_WHAT IS EXPECTED_: From the records below, report the number of lines that contain "Lamadh", and add nothing.

Entries from a dataset of interfaces:
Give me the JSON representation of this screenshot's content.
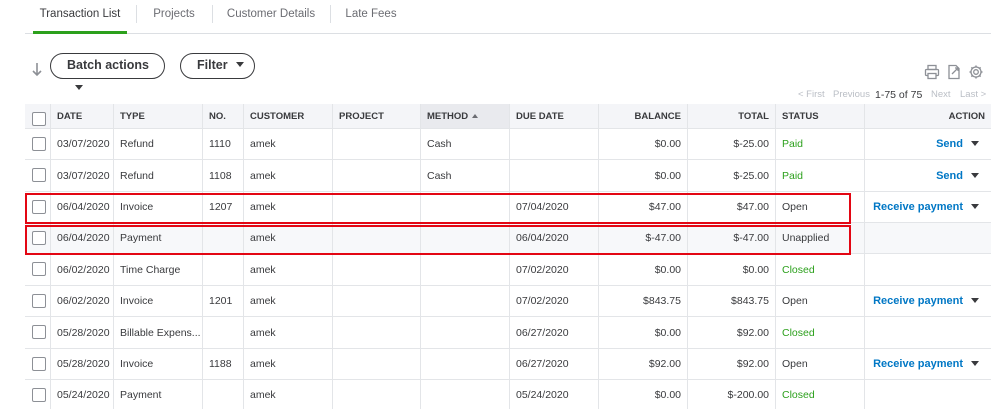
{
  "tabs": [
    {
      "label": "Transaction List",
      "active": true
    },
    {
      "label": "Projects",
      "active": false
    },
    {
      "label": "Customer Details",
      "active": false
    },
    {
      "label": "Late Fees",
      "active": false
    }
  ],
  "toolbar": {
    "batch_actions_label": "Batch actions",
    "filter_label": "Filter"
  },
  "pager": {
    "first": "< First",
    "previous": "Previous",
    "range": "1-75 of 75",
    "next": "Next",
    "last": "Last >"
  },
  "columns": {
    "date": "DATE",
    "type": "TYPE",
    "no": "NO.",
    "customer": "CUSTOMER",
    "project": "PROJECT",
    "method": "METHOD",
    "due_date": "DUE DATE",
    "balance": "BALANCE",
    "total": "TOTAL",
    "status": "STATUS",
    "action": "ACTION"
  },
  "rows": [
    {
      "date": "03/07/2020",
      "type": "Refund",
      "no": "1110",
      "customer": "amek",
      "project": "",
      "method": "Cash",
      "due_date": "",
      "balance": "$0.00",
      "total": "$-25.00",
      "status": "Paid",
      "action": "Send"
    },
    {
      "date": "03/07/2020",
      "type": "Refund",
      "no": "1108",
      "customer": "amek",
      "project": "",
      "method": "Cash",
      "due_date": "",
      "balance": "$0.00",
      "total": "$-25.00",
      "status": "Paid",
      "action": "Send"
    },
    {
      "date": "06/04/2020",
      "type": "Invoice",
      "no": "1207",
      "customer": "amek",
      "project": "",
      "method": "",
      "due_date": "07/04/2020",
      "balance": "$47.00",
      "total": "$47.00",
      "status": "Open",
      "action": "Receive payment"
    },
    {
      "date": "06/04/2020",
      "type": "Payment",
      "no": "",
      "customer": "amek",
      "project": "",
      "method": "",
      "due_date": "06/04/2020",
      "balance": "$-47.00",
      "total": "$-47.00",
      "status": "Unapplied",
      "action": ""
    },
    {
      "date": "06/02/2020",
      "type": "Time Charge",
      "no": "",
      "customer": "amek",
      "project": "",
      "method": "",
      "due_date": "07/02/2020",
      "balance": "$0.00",
      "total": "$0.00",
      "status": "Closed",
      "action": ""
    },
    {
      "date": "06/02/2020",
      "type": "Invoice",
      "no": "1201",
      "customer": "amek",
      "project": "",
      "method": "",
      "due_date": "07/02/2020",
      "balance": "$843.75",
      "total": "$843.75",
      "status": "Open",
      "action": "Receive payment"
    },
    {
      "date": "05/28/2020",
      "type": "Billable Expens...",
      "no": "",
      "customer": "amek",
      "project": "",
      "method": "",
      "due_date": "06/27/2020",
      "balance": "$0.00",
      "total": "$92.00",
      "status": "Closed",
      "action": ""
    },
    {
      "date": "05/28/2020",
      "type": "Invoice",
      "no": "1188",
      "customer": "amek",
      "project": "",
      "method": "",
      "due_date": "06/27/2020",
      "balance": "$92.00",
      "total": "$92.00",
      "status": "Open",
      "action": "Receive payment"
    },
    {
      "date": "05/24/2020",
      "type": "Payment",
      "no": "",
      "customer": "amek",
      "project": "",
      "method": "",
      "due_date": "05/24/2020",
      "balance": "$0.00",
      "total": "$-200.00",
      "status": "Closed",
      "action": ""
    }
  ],
  "colors": {
    "accent_green": "#2ca01c",
    "link_blue": "#0077c5",
    "highlight_red": "#e30613"
  },
  "icons": {
    "sort": "sort-arrow-icon",
    "print": "print-icon",
    "export": "export-icon",
    "settings": "gear-icon"
  }
}
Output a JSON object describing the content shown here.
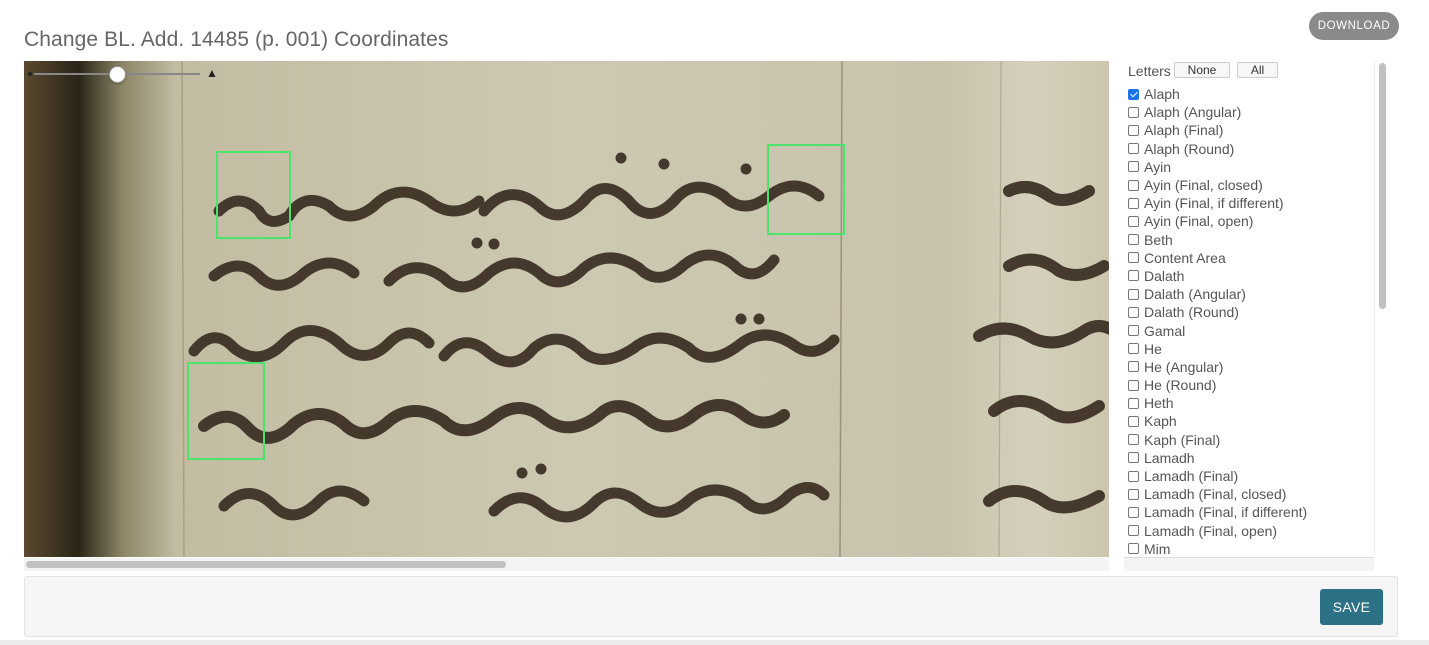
{
  "page": {
    "title": "Change BL. Add. 14485 (p. 001) Coordinates",
    "download_label": "DOWNLOAD"
  },
  "viewer": {
    "zoom_max_symbol": "▲",
    "box_color": "#4be36a",
    "highlighted_letter_count": 3
  },
  "letters": {
    "header": "Letters",
    "none_label": "None",
    "all_label": "All",
    "items": [
      {
        "label": "Alaph",
        "checked": true
      },
      {
        "label": "Alaph (Angular)",
        "checked": false
      },
      {
        "label": "Alaph (Final)",
        "checked": false
      },
      {
        "label": "Alaph (Round)",
        "checked": false
      },
      {
        "label": "Ayin",
        "checked": false
      },
      {
        "label": "Ayin (Final, closed)",
        "checked": false
      },
      {
        "label": "Ayin (Final, if different)",
        "checked": false
      },
      {
        "label": "Ayin (Final, open)",
        "checked": false
      },
      {
        "label": "Beth",
        "checked": false
      },
      {
        "label": "Content Area",
        "checked": false
      },
      {
        "label": "Dalath",
        "checked": false
      },
      {
        "label": "Dalath (Angular)",
        "checked": false
      },
      {
        "label": "Dalath (Round)",
        "checked": false
      },
      {
        "label": "Gamal",
        "checked": false
      },
      {
        "label": "He",
        "checked": false
      },
      {
        "label": "He (Angular)",
        "checked": false
      },
      {
        "label": "He (Round)",
        "checked": false
      },
      {
        "label": "Heth",
        "checked": false
      },
      {
        "label": "Kaph",
        "checked": false
      },
      {
        "label": "Kaph (Final)",
        "checked": false
      },
      {
        "label": "Lamadh",
        "checked": false
      },
      {
        "label": "Lamadh (Final)",
        "checked": false
      },
      {
        "label": "Lamadh (Final, closed)",
        "checked": false
      },
      {
        "label": "Lamadh (Final, if different)",
        "checked": false
      },
      {
        "label": "Lamadh (Final, open)",
        "checked": false
      },
      {
        "label": "Mim",
        "checked": false
      }
    ]
  },
  "footer": {
    "save_label": "SAVE"
  },
  "colors": {
    "save_button": "#2d7187",
    "download_button": "#8a8a8a",
    "checkbox_checked": "#1a73e8",
    "parchment": "#c9c3ab"
  }
}
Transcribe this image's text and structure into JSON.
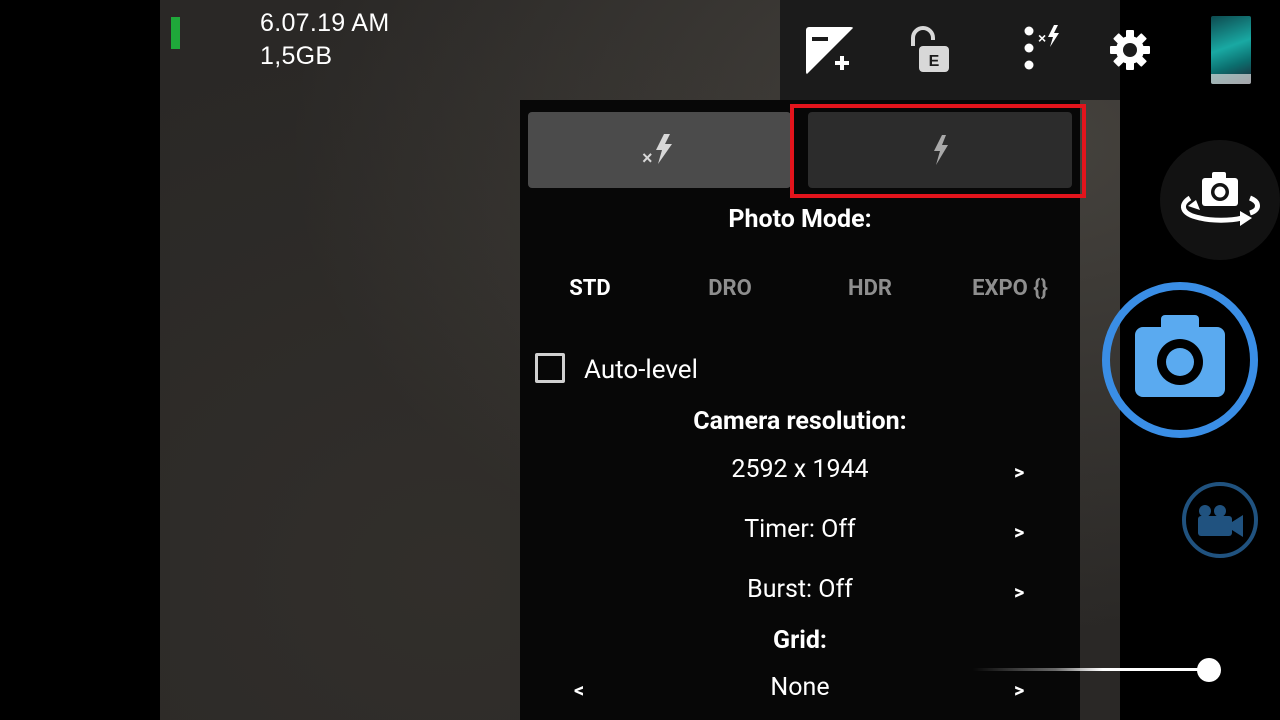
{
  "status": {
    "time": "6.07.19 AM",
    "free_memory": "1,5GB",
    "level_indicator_color": "#1fa83a"
  },
  "top_bar": {
    "icons": [
      "exposure-icon",
      "exposure-lock-icon",
      "flash-options-icon",
      "settings-icon"
    ],
    "gallery_thumbnail": "gallery-thumbnail"
  },
  "popup": {
    "flash_buttons": [
      {
        "name": "flash-off-icon",
        "selected": true
      },
      {
        "name": "flash-on-icon",
        "selected": false
      }
    ],
    "photo_mode_title": "Photo Mode:",
    "photo_modes": [
      "STD",
      "DRO",
      "HDR",
      "EXPO {}"
    ],
    "selected_mode": "STD",
    "auto_level_label": "Auto-level",
    "auto_level_checked": false,
    "camera_resolution_title": "Camera resolution:",
    "camera_resolution_value": "2592 x 1944",
    "timer_label": "Timer: Off",
    "burst_label": "Burst: Off",
    "grid_title": "Grid:",
    "grid_value": "None",
    "next_arrow": ">",
    "prev_arrow": "<"
  },
  "right_controls": {
    "shutter_color": "#3a8ee6",
    "shutter_icon_color": "#5aaaf0",
    "video_color": "#20527f",
    "zoom_level": 1.0
  },
  "highlight_color": "#e3141c"
}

_ANSWER TO THE EXERCISE_: 5